##### Given records
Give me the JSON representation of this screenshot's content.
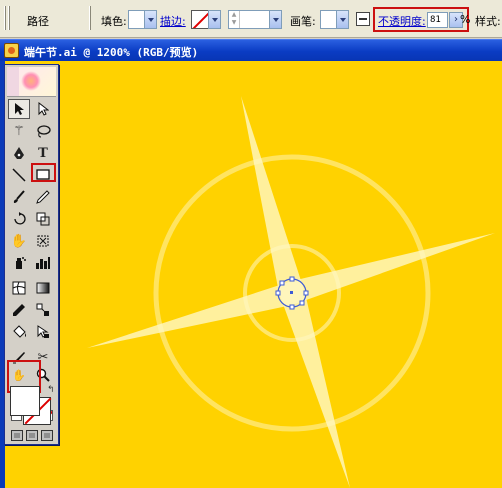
{
  "controlbar": {
    "path_label": "路径",
    "fill_label": "填色:",
    "stroke_label": "描边:",
    "brush_label": "画笔:",
    "opacity_label": "不透明度:",
    "opacity_value": "81",
    "opacity_unit": "%",
    "style_label": "样式:"
  },
  "document": {
    "title": "端午节.ai @ 1200% (RGB/预览)"
  },
  "tools": [
    {
      "name": "selection-tool",
      "icon": "arrow-icon"
    },
    {
      "name": "direct-selection-tool",
      "icon": "hollow-arrow-icon"
    },
    {
      "name": "magic-wand-tool",
      "icon": "magic-wand-icon"
    },
    {
      "name": "lasso-tool",
      "icon": "lasso-icon"
    },
    {
      "name": "pen-tool",
      "icon": "pen-icon"
    },
    {
      "name": "type-tool",
      "icon": "type-icon"
    },
    {
      "name": "line-segment-tool",
      "icon": "line-icon"
    },
    {
      "name": "rectangle-tool",
      "icon": "rectangle-icon"
    },
    {
      "name": "paintbrush-tool",
      "icon": "brush-icon"
    },
    {
      "name": "pencil-tool",
      "icon": "pencil-icon"
    },
    {
      "name": "rotate-tool",
      "icon": "rotate-icon"
    },
    {
      "name": "scale-tool",
      "icon": "scale-icon"
    },
    {
      "name": "warp-tool",
      "icon": "warp-icon"
    },
    {
      "name": "free-transform-tool",
      "icon": "free-transform-icon"
    },
    {
      "name": "symbol-sprayer-tool",
      "icon": "sprayer-icon"
    },
    {
      "name": "column-graph-tool",
      "icon": "graph-icon"
    },
    {
      "name": "mesh-tool",
      "icon": "mesh-icon"
    },
    {
      "name": "gradient-tool",
      "icon": "gradient-icon"
    },
    {
      "name": "eyedropper-tool",
      "icon": "eyedropper-icon"
    },
    {
      "name": "blend-tool",
      "icon": "blend-icon"
    },
    {
      "name": "live-paint-bucket-tool",
      "icon": "paint-bucket-icon"
    },
    {
      "name": "live-paint-selection-tool",
      "icon": "paint-select-icon"
    },
    {
      "name": "slice-tool",
      "icon": "slice-icon"
    },
    {
      "name": "scissors-tool",
      "icon": "scissors-icon"
    },
    {
      "name": "hand-tool",
      "icon": "hand-icon"
    },
    {
      "name": "zoom-tool",
      "icon": "zoom-icon"
    }
  ],
  "colors": {
    "canvas_yellow": "#ffd200",
    "title_blue": "#0a3cc3",
    "highlight_red": "#cc1010",
    "starburst": "#fff3b0"
  },
  "selected_tool": "selection-tool",
  "highlighted": [
    "rectangle-tool",
    "fill-stroke-swatches",
    "opacity-control"
  ]
}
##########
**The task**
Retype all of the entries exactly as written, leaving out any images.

**Answer below**
Give me the JSON representation of this screenshot's content.
{
  "controlbar": {
    "path_label": "路径",
    "fill_label": "填色:",
    "stroke_label": "描边:",
    "brush_label": "画笔:",
    "opacity_label": "不透明度:",
    "opacity_value": "81",
    "opacity_unit": "%",
    "style_label": "样式:"
  },
  "document": {
    "title": "端午节.ai @ 1200% (RGB/预览)"
  },
  "tools": [
    {
      "name": "selection-tool",
      "icon": "arrow-icon"
    },
    {
      "name": "direct-selection-tool",
      "icon": "hollow-arrow-icon"
    },
    {
      "name": "magic-wand-tool",
      "icon": "magic-wand-icon"
    },
    {
      "name": "lasso-tool",
      "icon": "lasso-icon"
    },
    {
      "name": "pen-tool",
      "icon": "pen-icon"
    },
    {
      "name": "type-tool",
      "icon": "type-icon"
    },
    {
      "name": "line-segment-tool",
      "icon": "line-icon"
    },
    {
      "name": "rectangle-tool",
      "icon": "rectangle-icon"
    },
    {
      "name": "paintbrush-tool",
      "icon": "brush-icon"
    },
    {
      "name": "pencil-tool",
      "icon": "pencil-icon"
    },
    {
      "name": "rotate-tool",
      "icon": "rotate-icon"
    },
    {
      "name": "scale-tool",
      "icon": "scale-icon"
    },
    {
      "name": "warp-tool",
      "icon": "warp-icon"
    },
    {
      "name": "free-transform-tool",
      "icon": "free-transform-icon"
    },
    {
      "name": "symbol-sprayer-tool",
      "icon": "sprayer-icon"
    },
    {
      "name": "column-graph-tool",
      "icon": "graph-icon"
    },
    {
      "name": "mesh-tool",
      "icon": "mesh-icon"
    },
    {
      "name": "gradient-tool",
      "icon": "gradient-icon"
    },
    {
      "name": "eyedropper-tool",
      "icon": "eyedropper-icon"
    },
    {
      "name": "blend-tool",
      "icon": "blend-icon"
    },
    {
      "name": "live-paint-bucket-tool",
      "icon": "paint-bucket-icon"
    },
    {
      "name": "live-paint-selection-tool",
      "icon": "paint-select-icon"
    },
    {
      "name": "slice-tool",
      "icon": "slice-icon"
    },
    {
      "name": "scissors-tool",
      "icon": "scissors-icon"
    },
    {
      "name": "hand-tool",
      "icon": "hand-icon"
    },
    {
      "name": "zoom-tool",
      "icon": "zoom-icon"
    }
  ],
  "colors": {
    "canvas_yellow": "#ffd200",
    "title_blue": "#0a3cc3",
    "highlight_red": "#cc1010",
    "starburst": "#fff3b0"
  },
  "selected_tool": "selection-tool",
  "highlighted": [
    "rectangle-tool",
    "fill-stroke-swatches",
    "opacity-control"
  ]
}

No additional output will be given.